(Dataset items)
──────────

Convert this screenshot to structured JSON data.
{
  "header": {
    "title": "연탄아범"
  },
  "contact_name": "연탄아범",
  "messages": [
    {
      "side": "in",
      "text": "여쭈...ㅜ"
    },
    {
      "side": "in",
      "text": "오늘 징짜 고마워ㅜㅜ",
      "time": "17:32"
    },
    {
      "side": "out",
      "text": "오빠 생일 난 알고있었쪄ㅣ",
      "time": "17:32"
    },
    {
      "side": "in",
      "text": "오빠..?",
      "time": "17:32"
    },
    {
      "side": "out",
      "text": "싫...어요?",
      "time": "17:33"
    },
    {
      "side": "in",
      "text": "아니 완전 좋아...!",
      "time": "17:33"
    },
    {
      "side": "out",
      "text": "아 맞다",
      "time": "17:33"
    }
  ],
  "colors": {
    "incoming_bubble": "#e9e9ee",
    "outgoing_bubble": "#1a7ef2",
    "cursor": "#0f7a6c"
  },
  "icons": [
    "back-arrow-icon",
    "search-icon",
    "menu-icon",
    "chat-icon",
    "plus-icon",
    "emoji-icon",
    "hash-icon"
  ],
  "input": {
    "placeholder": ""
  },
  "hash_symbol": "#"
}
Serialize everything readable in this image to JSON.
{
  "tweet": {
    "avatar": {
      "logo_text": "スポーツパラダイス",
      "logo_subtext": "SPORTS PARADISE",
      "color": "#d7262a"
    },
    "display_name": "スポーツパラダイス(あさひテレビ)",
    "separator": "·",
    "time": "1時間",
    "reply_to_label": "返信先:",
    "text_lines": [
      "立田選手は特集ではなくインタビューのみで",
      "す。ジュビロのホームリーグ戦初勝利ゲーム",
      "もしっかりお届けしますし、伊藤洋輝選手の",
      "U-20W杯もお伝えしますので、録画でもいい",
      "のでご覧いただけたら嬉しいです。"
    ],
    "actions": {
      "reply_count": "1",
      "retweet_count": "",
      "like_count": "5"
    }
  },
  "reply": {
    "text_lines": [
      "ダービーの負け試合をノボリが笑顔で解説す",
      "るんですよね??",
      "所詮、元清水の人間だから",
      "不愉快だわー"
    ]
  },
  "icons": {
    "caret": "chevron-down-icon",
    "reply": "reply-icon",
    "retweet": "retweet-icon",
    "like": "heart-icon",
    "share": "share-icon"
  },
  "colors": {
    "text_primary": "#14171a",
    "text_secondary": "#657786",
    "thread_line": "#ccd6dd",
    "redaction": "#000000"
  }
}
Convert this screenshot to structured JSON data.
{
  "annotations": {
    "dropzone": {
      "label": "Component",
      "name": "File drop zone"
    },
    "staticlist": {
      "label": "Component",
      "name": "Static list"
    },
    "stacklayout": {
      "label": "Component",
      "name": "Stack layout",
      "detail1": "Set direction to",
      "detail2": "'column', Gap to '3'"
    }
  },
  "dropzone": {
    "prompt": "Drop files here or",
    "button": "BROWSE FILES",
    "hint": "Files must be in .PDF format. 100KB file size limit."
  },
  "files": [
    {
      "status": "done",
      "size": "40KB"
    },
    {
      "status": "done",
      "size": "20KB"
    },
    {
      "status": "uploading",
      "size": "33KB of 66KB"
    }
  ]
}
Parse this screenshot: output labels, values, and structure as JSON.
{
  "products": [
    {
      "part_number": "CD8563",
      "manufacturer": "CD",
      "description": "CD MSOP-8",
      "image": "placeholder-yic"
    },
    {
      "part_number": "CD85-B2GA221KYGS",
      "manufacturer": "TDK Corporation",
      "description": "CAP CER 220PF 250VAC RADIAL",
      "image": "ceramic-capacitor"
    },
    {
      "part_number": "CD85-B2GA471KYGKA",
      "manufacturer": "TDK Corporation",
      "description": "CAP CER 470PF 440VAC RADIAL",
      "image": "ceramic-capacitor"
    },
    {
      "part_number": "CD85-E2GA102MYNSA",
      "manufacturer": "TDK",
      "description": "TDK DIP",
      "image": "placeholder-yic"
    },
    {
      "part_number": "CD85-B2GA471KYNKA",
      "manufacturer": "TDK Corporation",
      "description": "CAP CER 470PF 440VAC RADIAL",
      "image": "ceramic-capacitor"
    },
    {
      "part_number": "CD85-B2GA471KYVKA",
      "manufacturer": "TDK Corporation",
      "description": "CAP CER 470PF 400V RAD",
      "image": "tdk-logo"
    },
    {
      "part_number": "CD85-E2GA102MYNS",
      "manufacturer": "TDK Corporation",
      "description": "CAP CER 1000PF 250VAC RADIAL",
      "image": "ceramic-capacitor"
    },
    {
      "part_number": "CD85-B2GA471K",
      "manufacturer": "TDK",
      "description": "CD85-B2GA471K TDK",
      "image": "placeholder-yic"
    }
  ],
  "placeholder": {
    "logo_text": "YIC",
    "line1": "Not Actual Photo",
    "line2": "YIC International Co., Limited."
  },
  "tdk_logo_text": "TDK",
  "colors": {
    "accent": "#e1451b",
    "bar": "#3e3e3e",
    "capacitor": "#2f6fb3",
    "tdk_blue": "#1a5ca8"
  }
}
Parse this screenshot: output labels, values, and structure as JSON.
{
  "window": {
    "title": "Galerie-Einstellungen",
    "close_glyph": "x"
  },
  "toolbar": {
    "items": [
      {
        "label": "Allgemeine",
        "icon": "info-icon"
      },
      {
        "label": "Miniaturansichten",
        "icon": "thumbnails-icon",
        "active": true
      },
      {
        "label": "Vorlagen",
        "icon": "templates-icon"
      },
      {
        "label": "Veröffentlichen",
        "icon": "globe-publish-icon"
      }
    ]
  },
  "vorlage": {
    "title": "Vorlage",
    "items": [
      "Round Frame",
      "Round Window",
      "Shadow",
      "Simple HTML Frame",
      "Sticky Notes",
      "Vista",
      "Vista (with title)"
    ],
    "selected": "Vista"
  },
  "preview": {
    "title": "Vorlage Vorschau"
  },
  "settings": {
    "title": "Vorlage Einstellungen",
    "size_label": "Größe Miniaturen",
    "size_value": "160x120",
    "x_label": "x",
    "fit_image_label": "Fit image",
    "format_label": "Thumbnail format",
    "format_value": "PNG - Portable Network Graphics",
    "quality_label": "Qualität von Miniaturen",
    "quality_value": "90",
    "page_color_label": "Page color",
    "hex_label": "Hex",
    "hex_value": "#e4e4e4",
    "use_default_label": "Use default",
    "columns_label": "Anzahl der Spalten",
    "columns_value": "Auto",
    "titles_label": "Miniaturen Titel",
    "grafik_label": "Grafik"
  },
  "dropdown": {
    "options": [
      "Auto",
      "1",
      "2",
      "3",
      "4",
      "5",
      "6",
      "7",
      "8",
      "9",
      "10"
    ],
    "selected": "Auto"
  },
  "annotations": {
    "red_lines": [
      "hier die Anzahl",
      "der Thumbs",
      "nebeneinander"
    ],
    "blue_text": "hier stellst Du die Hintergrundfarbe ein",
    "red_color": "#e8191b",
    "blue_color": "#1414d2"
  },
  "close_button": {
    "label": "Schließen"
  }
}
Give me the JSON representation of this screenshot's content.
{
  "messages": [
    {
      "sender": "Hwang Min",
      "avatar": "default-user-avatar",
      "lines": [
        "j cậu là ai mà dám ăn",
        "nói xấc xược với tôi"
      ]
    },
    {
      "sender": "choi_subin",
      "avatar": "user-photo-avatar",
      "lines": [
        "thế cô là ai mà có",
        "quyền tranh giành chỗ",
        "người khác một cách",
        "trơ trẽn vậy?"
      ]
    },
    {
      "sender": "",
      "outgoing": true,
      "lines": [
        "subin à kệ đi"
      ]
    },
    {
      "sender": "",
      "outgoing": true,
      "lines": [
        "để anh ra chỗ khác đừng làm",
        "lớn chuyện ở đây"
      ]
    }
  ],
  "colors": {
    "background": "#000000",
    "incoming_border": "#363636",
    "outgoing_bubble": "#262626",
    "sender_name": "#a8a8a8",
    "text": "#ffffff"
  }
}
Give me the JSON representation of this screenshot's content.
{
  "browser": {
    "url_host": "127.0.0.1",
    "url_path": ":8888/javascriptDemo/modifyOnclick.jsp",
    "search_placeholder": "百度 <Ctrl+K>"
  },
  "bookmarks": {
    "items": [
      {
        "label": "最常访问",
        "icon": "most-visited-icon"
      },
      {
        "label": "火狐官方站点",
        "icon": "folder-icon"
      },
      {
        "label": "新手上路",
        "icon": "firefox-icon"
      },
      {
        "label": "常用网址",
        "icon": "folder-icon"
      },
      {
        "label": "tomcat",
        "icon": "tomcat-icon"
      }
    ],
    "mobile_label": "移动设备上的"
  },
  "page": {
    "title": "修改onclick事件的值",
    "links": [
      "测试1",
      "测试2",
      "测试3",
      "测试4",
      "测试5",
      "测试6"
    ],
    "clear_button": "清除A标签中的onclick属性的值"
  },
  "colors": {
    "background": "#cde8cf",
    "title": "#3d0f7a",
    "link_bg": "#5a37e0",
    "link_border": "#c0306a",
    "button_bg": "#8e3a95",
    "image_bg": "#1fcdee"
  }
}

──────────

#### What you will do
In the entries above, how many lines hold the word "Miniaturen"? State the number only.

#### Answer section
3